━━━ Extracted information ━━━

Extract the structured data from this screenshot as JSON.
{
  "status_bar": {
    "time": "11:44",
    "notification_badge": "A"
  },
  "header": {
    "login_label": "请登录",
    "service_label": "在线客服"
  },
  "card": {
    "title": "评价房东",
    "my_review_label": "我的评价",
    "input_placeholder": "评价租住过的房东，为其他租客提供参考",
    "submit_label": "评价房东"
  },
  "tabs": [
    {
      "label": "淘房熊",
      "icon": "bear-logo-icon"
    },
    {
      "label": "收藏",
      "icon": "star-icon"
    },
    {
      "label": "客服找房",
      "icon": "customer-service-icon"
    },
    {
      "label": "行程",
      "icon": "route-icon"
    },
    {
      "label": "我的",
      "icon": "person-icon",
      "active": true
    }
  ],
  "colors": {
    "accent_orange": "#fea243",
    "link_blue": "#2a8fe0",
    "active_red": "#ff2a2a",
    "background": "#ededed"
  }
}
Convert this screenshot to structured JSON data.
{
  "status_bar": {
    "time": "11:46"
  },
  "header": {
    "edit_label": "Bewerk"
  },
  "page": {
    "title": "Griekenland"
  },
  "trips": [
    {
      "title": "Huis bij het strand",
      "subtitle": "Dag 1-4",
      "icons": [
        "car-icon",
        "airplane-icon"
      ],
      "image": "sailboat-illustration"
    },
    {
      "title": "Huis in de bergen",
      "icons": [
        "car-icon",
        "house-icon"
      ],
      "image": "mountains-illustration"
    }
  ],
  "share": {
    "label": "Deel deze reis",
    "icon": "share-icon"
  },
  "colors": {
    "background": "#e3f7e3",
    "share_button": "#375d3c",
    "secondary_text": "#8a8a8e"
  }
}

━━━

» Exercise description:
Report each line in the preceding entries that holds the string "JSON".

» Answer to this exercise:
Extract the structured data from this screenshot as JSON.
Convert this screenshot to structured JSON data.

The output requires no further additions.